In an effort to combat tax evasion, the Inland Revenue Authority of Singapore (IRAS) and the Australian Tax Office (ATO) have entered into a Competent Authority Agreement, which will automatically share financial account information of residents of each country. This will include the information of accounts held in Singapore by Australian tax residents, as well as accounts held in Australia by Singapore tax residents. The automatic exchange of information will be based on the Common Reporting Standard developed by the Organisation for Economic Cooperation and Development.
This agreement will come into effect in September, 2018, along with 101 other jurisdictions (so far) who are already committed to automatically share financial information from 2018.
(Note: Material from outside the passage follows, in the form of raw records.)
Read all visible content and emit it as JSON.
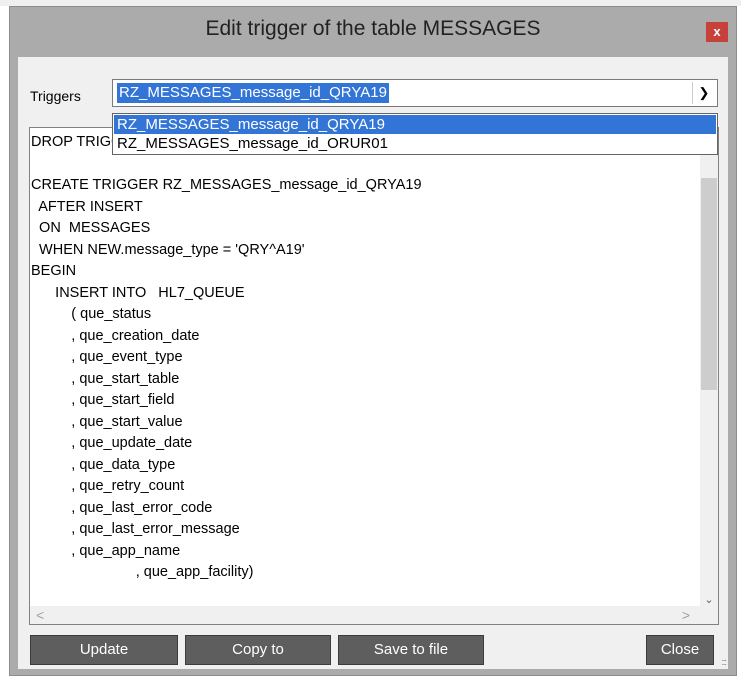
{
  "window": {
    "title": "Edit trigger of the table MESSAGES",
    "close_glyph": "x"
  },
  "triggers": {
    "label": "Triggers",
    "selected": "RZ_MESSAGES_message_id_QRYA19",
    "options": [
      "RZ_MESSAGES_message_id_QRYA19",
      "RZ_MESSAGES_message_id_ORUR01"
    ]
  },
  "editor": {
    "lines": [
      "DROP TRIGGER IF EXISTS RZ_MESSAGES_message_id_QRYA19;",
      "",
      "CREATE TRIGGER RZ_MESSAGES_message_id_QRYA19",
      "  AFTER INSERT",
      "  ON  MESSAGES",
      "  WHEN NEW.message_type = 'QRY^A19'",
      "BEGIN",
      "      INSERT INTO   HL7_QUEUE",
      "          ( que_status",
      "          , que_creation_date",
      "          , que_event_type",
      "          , que_start_table",
      "          , que_start_field",
      "          , que_start_value",
      "          , que_update_date",
      "          , que_data_type",
      "          , que_retry_count",
      "          , que_last_error_code",
      "          , que_last_error_message",
      "          , que_app_name",
      "                          , que_app_facility)"
    ]
  },
  "buttons": {
    "update": "Update",
    "copy_to": "Copy to",
    "save_to_file": "Save to file",
    "close": "Close"
  },
  "colors": {
    "selection": "#3375d6",
    "window_frame": "#ababab",
    "button": "#5e5e5e",
    "close_button": "#c7403a"
  }
}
This is a positive step for both countries. With approximately 25,000 to 30,000 Australians living in Singapore, and over 50,000 Singaporeans living in Australia, this agreement will have a significant impact in strengthening the relationship of the two nations.
“Both jurisdictions are satisfied with the confidentiality rules and data safeguards that are in place in the other jurisdiction to ensure the confidentiality of information exchanged and prevent its unauthorised use,” Australian Taxation Office and Inland Revenue Authority of Singapore said in a joint statement.
Last year Singapore, a trading hubs of the world’s largest commodity companies, came under scrutiny from the governments of some resource-producing countries such as Australia who said they suspect the companies are using units in the Southeast Asian financial centre to avoid tax.
The companies deny any improper transfer pricing and say they are in Singapore to be closer to Asian clients, to local expertise and trade routes, as the region accounts for a growing share of their business.
Singapore’s private banking industry is already facing pressure from an Indonesia tax amnesty that comes amid heightened global scrutiny over undeclared wealth. Singapore and Indonesia have yet to sign a bilateral agreement to share financial data.
Singapore has said previously it would only agree to exchange information with countries that can ensure the confidentiality of the data they provide and offer reciprocity.
1. Reuters: “Singapore, Australia agree to share financial data to fight tax evasion”, 2016, <>http://www.reuters.com/ article/singapore-australia-tax-idUSL3N1BI1ND>;
2. Singapore Business: “Singapore and Australia to combat tax evasion”, 2016, <http://sbr.com.sg/financial-services/ commentary/singapore-and-australia-combat-tax-evasion>;
3. The Straight Times: “Singapore, Australia to share financial data to stop tax evasion”, 2016, <http://www.straitstimes. com/business/economy/singapore-australia-to-share-financial-data-to-stop-tax-evasion>;
4. Reuters: “Singapore, Australia agree to share financial data to fight tax evasion”, 2016, <http://www.reuters.com /article/singapore-australia-tax-idUSL3N1BI1ND>.